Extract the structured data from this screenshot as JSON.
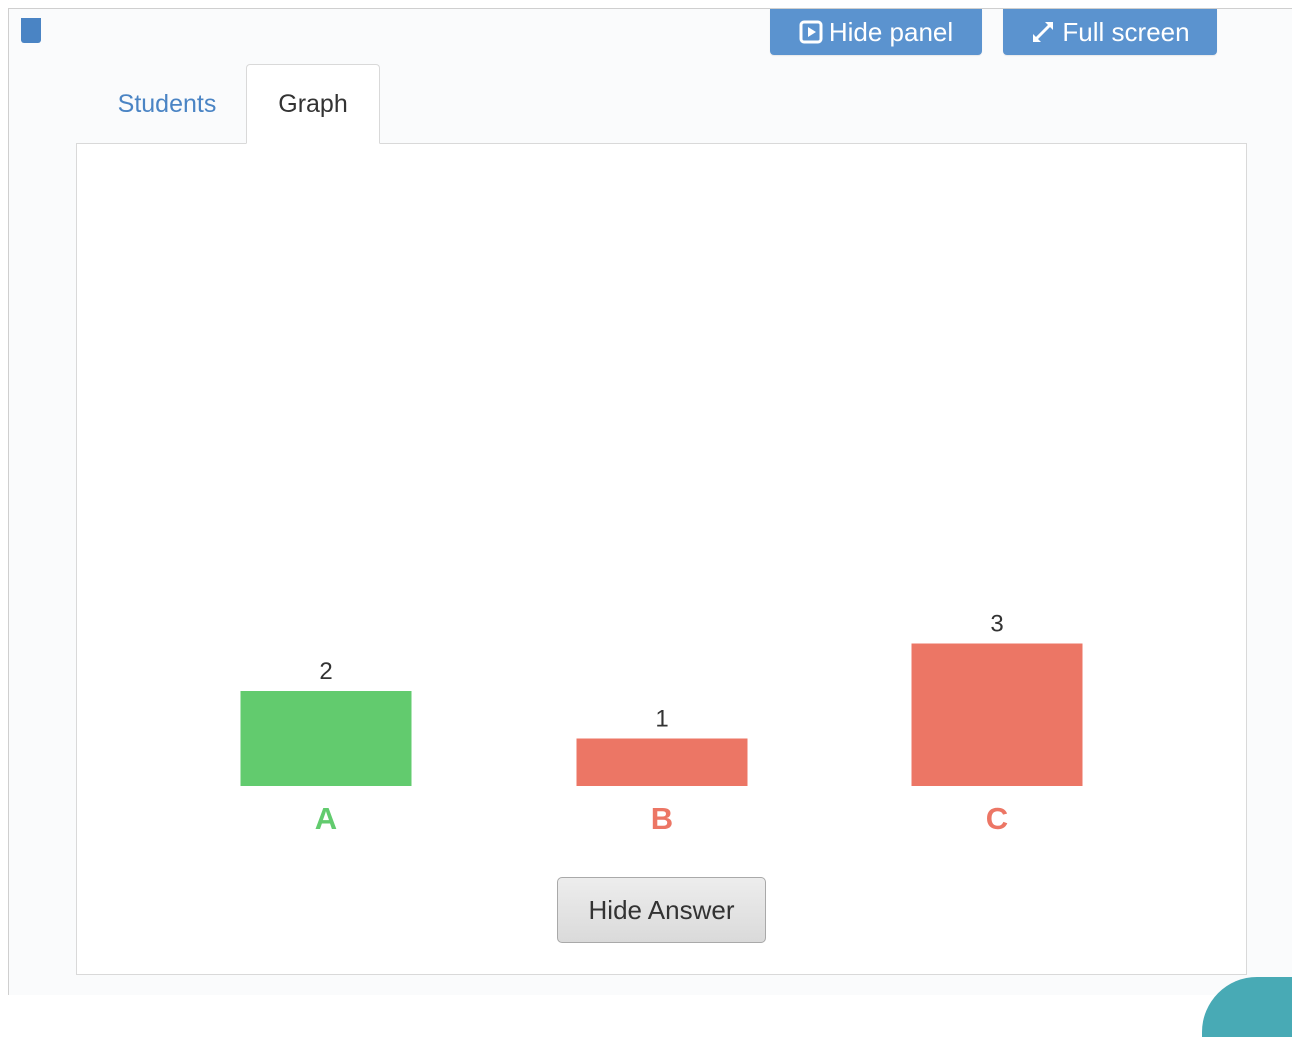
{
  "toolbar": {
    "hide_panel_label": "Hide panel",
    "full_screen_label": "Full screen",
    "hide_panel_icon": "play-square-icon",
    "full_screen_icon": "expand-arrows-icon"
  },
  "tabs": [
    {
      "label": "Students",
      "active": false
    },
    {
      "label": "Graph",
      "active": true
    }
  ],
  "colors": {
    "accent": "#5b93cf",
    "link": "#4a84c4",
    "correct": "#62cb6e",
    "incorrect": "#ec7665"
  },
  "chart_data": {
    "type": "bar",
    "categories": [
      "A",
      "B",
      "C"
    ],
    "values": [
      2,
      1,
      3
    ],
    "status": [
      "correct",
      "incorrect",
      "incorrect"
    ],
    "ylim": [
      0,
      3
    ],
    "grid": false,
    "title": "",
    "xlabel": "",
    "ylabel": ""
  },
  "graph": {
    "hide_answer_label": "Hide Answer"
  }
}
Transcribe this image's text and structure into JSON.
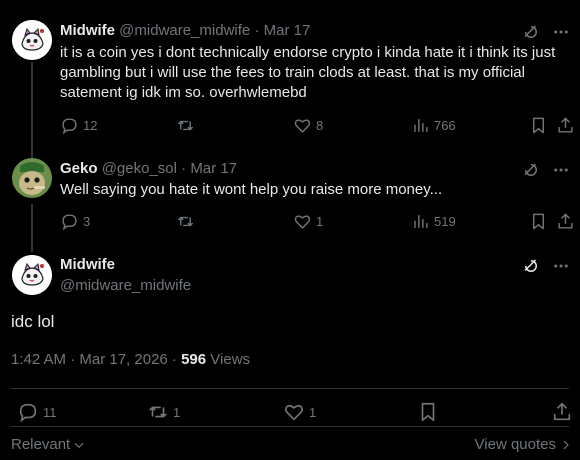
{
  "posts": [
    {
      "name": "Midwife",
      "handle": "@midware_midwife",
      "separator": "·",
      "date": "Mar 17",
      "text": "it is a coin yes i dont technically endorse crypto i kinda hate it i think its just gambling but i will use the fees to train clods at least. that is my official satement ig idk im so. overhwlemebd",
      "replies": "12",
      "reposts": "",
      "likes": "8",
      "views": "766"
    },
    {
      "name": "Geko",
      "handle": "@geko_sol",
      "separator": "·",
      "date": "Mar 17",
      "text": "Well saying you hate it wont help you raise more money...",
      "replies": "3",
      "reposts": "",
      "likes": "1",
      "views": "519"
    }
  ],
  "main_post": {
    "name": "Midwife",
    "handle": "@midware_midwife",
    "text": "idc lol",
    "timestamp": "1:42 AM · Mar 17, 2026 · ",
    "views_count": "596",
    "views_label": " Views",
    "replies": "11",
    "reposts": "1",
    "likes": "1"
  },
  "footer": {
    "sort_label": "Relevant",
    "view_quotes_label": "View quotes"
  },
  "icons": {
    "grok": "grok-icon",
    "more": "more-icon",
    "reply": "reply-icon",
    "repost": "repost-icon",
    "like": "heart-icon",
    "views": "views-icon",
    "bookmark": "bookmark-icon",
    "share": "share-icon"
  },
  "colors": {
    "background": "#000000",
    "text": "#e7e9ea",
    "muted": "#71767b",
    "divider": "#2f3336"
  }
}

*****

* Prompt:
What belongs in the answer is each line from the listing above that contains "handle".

* Answer to this exercise:
      "handle": "@midware_midwife",
      "handle": "@geko_sol",
    "handle": "@midware_midwife",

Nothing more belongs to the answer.